Please Don’t Rush Me (And a Few Other Things Loss Parents Wish You Knew)
“I know what will make you feel better,” she said, as if that were the goal. To feel better. As if there were anything on planet earth that could ever make me feel better while my babies were not here with me…where they belong.
“We should go to the hospital to visit your friend and see her new baby,” my mother pressed, determined to fix my broken. Determined to lift me from my pit of grief. Because a month is too long to be weeping still for a baby…or for twin babies.
I just blinked, unable to respond, covering my true reaction to her suggestion. Masking pain as I followed her direction, because something must be wrong with me. A semblance of shamed caught in my throat at my inability to even grieve correctly.
My mother was a strong woman. And wise. Certainly, she knew best. I pushed the pit of despair down further, not wanting to seem like I couldn’t handle it. Not wanting to be an inconvenience…to make anyone comfortable. Not wanting to be selfish.
So I went to the hospital, walking past the shiny celebratory balloons held by the new father whose face shone with pride, my own body still healing from delivering the baby girls who never breathed a breath outside of my body. I forced myself to hold the tiny, wiggling new baby, biting back the tears…arms still aching to hold my sweet girls. So no one would see…so my pain wouldn’t ruin their moment of joy.

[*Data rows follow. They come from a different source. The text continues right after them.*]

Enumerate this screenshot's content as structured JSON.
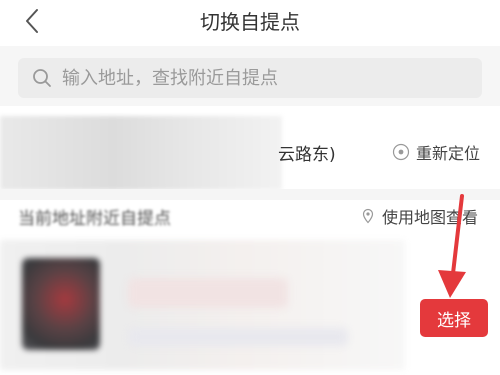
{
  "header": {
    "back_icon": "chevron-left-icon",
    "title": "切换自提点"
  },
  "search": {
    "icon": "search-icon",
    "placeholder": "输入地址，查找附近自提点"
  },
  "current_location": {
    "address_visible": "云路东)",
    "relocate_icon": "locate-icon",
    "relocate_label": "重新定位"
  },
  "nearby": {
    "label": "当前地址附近自提点",
    "map_icon": "map-pin-icon",
    "map_label": "使用地图查看"
  },
  "store": {
    "select_label": "选择"
  },
  "colors": {
    "accent": "#e4393c",
    "arrow": "#e4393c"
  }
}
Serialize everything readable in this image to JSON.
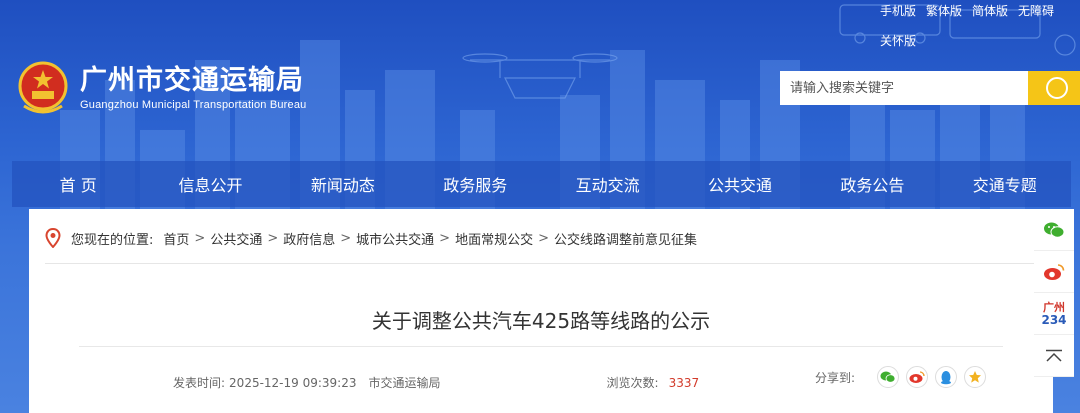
{
  "header": {
    "top_links": [
      "手机版",
      "繁体版",
      "简体版",
      "无障碍"
    ],
    "elder_link": "关怀版",
    "title_cn": "广州市交通运输局",
    "title_en": "Guangzhou Municipal Transportation Bureau",
    "search_placeholder": "请输入搜索关键字"
  },
  "nav": [
    "首 页",
    "信息公开",
    "新闻动态",
    "政务服务",
    "互动交流",
    "公共交通",
    "政务公告",
    "交通专题"
  ],
  "breadcrumb": {
    "prefix": "您现在的位置:",
    "items": [
      "首页",
      "公共交通",
      "政府信息",
      "城市公共交通",
      "地面常规公交",
      "公交线路调整前意见征集"
    ]
  },
  "article": {
    "title": "关于调整公共汽车425路等线路的公示",
    "publish_label": "发表时间:",
    "publish_time": "2025-12-19 09:39:23",
    "source": "市交通运输局",
    "views_label": "浏览次数:",
    "views": "3337",
    "share_label": "分享到:"
  },
  "sidebar": {
    "gz_top": "广州",
    "gz_bottom": "234"
  },
  "colors": {
    "banner": "#2d65d2",
    "search_button": "#f5c517",
    "views": "#d23a2a"
  }
}
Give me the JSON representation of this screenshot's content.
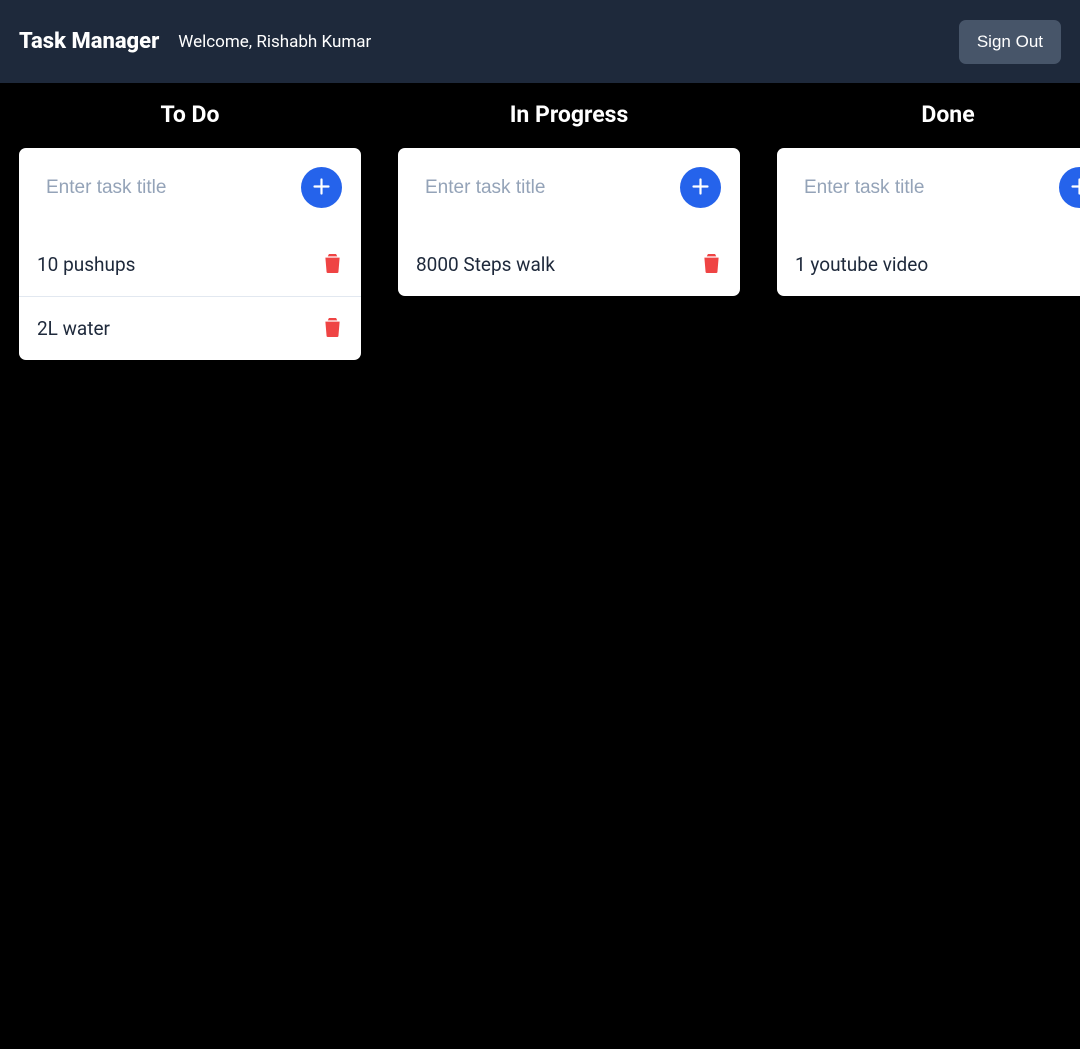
{
  "header": {
    "app_title": "Task Manager",
    "welcome": "Welcome, Rishabh Kumar",
    "signout_label": "Sign Out"
  },
  "input_placeholder": "Enter task title",
  "colors": {
    "header_bg": "#1e293b",
    "accent": "#2563eb",
    "danger": "#ef4444",
    "card_bg": "#ffffff",
    "body_bg": "#000000"
  },
  "columns": [
    {
      "title": "To Do",
      "tasks": [
        {
          "title": "10 pushups"
        },
        {
          "title": "2L water"
        }
      ]
    },
    {
      "title": "In Progress",
      "tasks": [
        {
          "title": "8000 Steps walk"
        }
      ]
    },
    {
      "title": "Done",
      "tasks": [
        {
          "title": "1 youtube video"
        }
      ]
    }
  ]
}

I kept composure until we reached the elevator. Then, the tears poured forth, spilling down my cheeks.
“I know what will make you feel better,” she offered. “Let’s pick out an outfit for the new baby.”
My mother was beautiful and strong. And she loved me fiercely. So much, in fact, that she couldn’t bear to look upon my broken. She wanted me to be restored, pieced back together. She wanted me to be whole. But she didn’t understand that fully feeling my pain, allowing the agonizing sorrow…the flowing tears…was the only path to finding healing. What she didn’t understand was that it would take time…a long time. Longer than mere days, or weeks, or even months. What she didn’t understand was that while I would feel joy and live life fully, I would never truly be whole again. There would always be a piece of my heart missing.
Those early days of raw grief were many years ago for me. Since that time, I’ve supported thousands of grieving parents through Sufficient Grace Ministries. And each time, I hear concerned extended family and friends nudging a mother or father to move on, not to wallow in their (still fresh) grief. I want to reassure them that they are moving toward healing by leaning in and allowing the hard work of grief. Much like labor pains, grief works best when you lean into it, working with the rhythm of the waves.
What a grieving parent needs more than advice or judgment or suggestions for how to feel better is to have a friend who will just enter into the sadness with them awhile. To sit with them, holding that sacred space a bit.
People often say the hurtful things while intending to offer comfort to a grieving friend. It is very difficult to know how to minister to the needs of a parent who has lost her child. There are no magic words to take away the pain of such a loss, and many find it overwhelming just to look into the face of such suffering. Here are a few suggestions from a mother who has walked this path more than once.
1. Don’t allow the fear of saying or doing the wrong thing keep you from reaching out in love. There are no perfect words. A simple “I’m sorry” and a hug can go a long way.
2. Acknowledge the baby. Refer to the child by name. It is often a blessing to a grieving heart to hear her child’s name spoken. Do not think that talking about him/her will bring the mother more pain. The memory of her baby is always on her mind. Sharing can be a comfort. Be willing to listen. She may need to tell her story over and over again.
“If you know someone who has lost a child or lost anybody who’s important to them, and you’re afraid to mention them because you think you might make them sad by reminding them that they died, they didn’t forget they died. You’re not reminding them. What you’re reminding them of is that you remember that they lived, and that’s a great, great gift.’”
~ Elizabeth Edwards
3. Those who are grieving are not always able to ask for help. Instead of saying, “Let me know if you need anything,” just do something for the mother and her family. Be available, but also be willing to give space when needed. Bring a meal. Offer to watch the other children for awhile. Come over and sit with her, offering a listening ear.
4. Realize that your friend has been forever changed by the loss of her baby. Don’t expect her to be exactly the same. And please realize that grief has its own time table. Allow her the time she needs, and remain supportive. Everyone grieves differently. Don’t judge her choices or her “performance.” She may not react the same way that you think you would.
5. Avoid clichés such as “You can have more children” or “This was God’s will.” Even words meant to comfort can actually sting a grieving heart like salt poured into an open wound.
A wonderful quote by Patsy Clairmont from her book Stained Glass Hearts sums up well the art of ministering to a broken heart:
“Honestly, when I’m hurting, I’d rather have a friend who stands and weeps with me or wonders with me than one who rattles off his or her thin take on the universe.”
Sometimes, we just need a friend to walk with us a little while, to sit with us, to love us as we are, to impart grace, to listen, to hurt with us, weep with us, and pray for us.
Rejoice with those who rejoice, and weep with those who weep. Romans 12:15